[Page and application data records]
○ ○ ○
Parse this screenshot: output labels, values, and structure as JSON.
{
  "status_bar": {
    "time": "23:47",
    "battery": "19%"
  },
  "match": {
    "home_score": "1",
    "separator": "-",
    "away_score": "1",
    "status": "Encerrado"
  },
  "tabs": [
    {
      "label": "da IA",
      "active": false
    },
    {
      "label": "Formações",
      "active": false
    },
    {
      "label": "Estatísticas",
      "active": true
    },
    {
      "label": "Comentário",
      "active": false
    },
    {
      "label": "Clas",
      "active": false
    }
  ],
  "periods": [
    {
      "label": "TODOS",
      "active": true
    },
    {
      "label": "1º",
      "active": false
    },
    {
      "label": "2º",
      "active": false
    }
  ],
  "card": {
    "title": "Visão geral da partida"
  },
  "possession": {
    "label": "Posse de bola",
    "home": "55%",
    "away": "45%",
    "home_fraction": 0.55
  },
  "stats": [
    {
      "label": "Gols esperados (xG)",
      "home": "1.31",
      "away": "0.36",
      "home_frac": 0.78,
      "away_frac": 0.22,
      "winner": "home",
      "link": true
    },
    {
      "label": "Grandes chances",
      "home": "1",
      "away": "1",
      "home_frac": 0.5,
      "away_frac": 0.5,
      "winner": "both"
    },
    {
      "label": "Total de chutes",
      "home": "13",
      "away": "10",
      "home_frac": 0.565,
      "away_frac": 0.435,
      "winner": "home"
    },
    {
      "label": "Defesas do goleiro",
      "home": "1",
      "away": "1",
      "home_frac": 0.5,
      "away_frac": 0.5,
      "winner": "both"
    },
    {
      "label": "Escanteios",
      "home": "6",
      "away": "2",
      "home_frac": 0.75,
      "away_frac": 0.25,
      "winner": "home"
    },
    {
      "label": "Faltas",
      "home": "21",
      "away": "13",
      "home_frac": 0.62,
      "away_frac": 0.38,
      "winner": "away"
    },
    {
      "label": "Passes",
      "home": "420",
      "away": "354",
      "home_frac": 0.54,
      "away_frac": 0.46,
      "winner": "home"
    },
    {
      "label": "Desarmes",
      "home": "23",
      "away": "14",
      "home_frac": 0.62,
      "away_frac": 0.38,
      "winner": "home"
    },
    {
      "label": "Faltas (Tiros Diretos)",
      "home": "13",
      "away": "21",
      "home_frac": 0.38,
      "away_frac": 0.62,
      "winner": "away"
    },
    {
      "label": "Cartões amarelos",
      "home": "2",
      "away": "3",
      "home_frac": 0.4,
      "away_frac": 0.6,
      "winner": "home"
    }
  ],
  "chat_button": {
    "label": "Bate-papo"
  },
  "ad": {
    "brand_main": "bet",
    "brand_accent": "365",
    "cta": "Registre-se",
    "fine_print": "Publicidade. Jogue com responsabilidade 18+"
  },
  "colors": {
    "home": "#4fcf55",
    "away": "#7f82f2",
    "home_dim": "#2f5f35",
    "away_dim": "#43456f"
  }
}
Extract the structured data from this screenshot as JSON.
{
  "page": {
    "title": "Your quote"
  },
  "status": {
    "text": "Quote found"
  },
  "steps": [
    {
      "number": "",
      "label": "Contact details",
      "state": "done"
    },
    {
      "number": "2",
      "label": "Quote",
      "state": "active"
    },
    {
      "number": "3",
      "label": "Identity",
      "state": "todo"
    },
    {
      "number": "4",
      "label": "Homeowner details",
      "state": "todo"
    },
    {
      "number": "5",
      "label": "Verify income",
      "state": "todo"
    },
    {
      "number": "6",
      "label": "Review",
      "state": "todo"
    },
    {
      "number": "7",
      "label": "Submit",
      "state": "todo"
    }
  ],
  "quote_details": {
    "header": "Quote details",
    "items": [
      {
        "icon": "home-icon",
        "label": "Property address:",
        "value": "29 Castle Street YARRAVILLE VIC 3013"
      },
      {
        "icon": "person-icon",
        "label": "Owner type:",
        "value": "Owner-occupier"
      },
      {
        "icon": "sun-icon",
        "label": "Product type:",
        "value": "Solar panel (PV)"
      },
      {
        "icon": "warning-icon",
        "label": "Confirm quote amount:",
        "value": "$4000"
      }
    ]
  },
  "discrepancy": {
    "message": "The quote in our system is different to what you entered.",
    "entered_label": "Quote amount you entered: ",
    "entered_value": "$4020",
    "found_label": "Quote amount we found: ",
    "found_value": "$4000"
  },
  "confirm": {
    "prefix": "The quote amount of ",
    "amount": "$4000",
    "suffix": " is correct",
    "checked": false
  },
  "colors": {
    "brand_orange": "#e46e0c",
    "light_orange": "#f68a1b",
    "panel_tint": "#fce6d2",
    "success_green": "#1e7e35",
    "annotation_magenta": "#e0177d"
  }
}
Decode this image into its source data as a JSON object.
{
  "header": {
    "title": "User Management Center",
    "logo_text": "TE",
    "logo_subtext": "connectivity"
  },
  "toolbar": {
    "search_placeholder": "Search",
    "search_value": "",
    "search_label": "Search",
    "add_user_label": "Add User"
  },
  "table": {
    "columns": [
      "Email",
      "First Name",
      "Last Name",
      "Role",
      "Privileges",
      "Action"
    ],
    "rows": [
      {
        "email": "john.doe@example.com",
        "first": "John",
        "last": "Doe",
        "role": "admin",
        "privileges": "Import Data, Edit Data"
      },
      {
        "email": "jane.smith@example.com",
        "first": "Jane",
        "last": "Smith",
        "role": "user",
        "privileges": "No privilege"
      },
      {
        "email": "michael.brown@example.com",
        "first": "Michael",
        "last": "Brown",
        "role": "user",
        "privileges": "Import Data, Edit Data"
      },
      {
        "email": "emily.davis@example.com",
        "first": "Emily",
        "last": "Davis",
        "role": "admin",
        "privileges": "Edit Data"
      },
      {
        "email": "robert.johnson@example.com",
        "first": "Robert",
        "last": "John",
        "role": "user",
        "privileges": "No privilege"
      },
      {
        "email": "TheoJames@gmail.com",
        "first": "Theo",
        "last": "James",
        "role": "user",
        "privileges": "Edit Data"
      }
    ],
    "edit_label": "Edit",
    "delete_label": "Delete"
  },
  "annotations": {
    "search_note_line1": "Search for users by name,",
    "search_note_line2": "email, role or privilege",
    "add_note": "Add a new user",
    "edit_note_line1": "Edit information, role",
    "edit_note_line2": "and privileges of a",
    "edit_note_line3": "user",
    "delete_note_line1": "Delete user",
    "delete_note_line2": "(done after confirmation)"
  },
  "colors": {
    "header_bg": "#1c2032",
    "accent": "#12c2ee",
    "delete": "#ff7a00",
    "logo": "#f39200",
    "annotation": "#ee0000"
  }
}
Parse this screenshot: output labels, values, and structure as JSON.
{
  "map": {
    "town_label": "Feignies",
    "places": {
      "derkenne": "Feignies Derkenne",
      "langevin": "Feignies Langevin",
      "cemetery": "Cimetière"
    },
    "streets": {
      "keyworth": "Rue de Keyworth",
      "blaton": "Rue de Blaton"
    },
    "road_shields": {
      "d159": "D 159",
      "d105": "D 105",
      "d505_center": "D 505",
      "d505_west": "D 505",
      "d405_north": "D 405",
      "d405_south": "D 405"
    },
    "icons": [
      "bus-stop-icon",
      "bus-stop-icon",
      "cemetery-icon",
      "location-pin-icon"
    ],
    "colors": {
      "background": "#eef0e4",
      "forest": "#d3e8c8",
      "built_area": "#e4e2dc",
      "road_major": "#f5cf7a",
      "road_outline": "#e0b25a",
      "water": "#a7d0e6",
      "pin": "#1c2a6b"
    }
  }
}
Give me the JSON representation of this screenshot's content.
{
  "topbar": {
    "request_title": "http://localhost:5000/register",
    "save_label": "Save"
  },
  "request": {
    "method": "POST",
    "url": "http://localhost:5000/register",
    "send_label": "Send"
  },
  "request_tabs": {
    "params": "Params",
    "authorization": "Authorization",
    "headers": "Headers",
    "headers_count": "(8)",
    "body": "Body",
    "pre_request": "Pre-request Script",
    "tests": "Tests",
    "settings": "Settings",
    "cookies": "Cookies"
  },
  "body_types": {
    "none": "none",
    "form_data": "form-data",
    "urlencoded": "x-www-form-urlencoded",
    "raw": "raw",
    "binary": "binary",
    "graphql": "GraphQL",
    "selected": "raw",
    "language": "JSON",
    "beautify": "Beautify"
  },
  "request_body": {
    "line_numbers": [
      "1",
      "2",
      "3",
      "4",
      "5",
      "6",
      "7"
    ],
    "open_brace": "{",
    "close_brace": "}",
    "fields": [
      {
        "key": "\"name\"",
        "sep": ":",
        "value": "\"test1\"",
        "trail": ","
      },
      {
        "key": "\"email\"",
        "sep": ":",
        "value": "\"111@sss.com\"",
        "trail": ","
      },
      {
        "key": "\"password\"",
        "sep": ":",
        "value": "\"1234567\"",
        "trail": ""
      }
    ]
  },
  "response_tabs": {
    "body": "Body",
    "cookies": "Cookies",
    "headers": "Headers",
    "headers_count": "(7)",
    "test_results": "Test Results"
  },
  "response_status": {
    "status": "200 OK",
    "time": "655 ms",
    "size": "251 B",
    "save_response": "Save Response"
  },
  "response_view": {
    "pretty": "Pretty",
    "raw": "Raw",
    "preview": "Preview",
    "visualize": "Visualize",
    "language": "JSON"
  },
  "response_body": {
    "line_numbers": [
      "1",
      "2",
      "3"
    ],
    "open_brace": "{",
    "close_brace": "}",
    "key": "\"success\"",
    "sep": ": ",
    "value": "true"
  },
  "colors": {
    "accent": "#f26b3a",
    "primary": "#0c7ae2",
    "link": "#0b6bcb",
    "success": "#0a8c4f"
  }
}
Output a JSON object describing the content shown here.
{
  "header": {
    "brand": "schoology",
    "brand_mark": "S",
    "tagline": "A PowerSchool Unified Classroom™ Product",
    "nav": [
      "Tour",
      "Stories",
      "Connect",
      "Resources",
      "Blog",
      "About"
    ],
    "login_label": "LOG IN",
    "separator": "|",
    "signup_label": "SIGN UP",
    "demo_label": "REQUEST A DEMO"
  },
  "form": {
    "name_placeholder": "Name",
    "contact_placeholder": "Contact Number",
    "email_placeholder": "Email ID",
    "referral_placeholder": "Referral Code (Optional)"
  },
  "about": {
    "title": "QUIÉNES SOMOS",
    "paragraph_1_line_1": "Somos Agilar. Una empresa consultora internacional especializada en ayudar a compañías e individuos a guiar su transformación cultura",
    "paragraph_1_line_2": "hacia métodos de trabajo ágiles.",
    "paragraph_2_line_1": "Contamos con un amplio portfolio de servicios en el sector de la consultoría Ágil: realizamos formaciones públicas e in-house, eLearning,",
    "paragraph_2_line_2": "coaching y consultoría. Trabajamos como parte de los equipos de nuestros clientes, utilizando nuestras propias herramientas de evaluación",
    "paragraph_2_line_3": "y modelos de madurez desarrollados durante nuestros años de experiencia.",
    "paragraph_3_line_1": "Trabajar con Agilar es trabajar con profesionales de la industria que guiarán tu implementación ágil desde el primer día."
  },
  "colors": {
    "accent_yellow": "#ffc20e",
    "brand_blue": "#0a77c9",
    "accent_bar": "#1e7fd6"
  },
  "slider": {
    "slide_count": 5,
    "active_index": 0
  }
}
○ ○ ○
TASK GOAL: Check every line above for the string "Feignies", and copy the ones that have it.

SOLVED PROBLEM:
    "town_label": "Feignies",
      "derkenne": "Feignies Derkenne",
      "langevin": "Feignies Langevin",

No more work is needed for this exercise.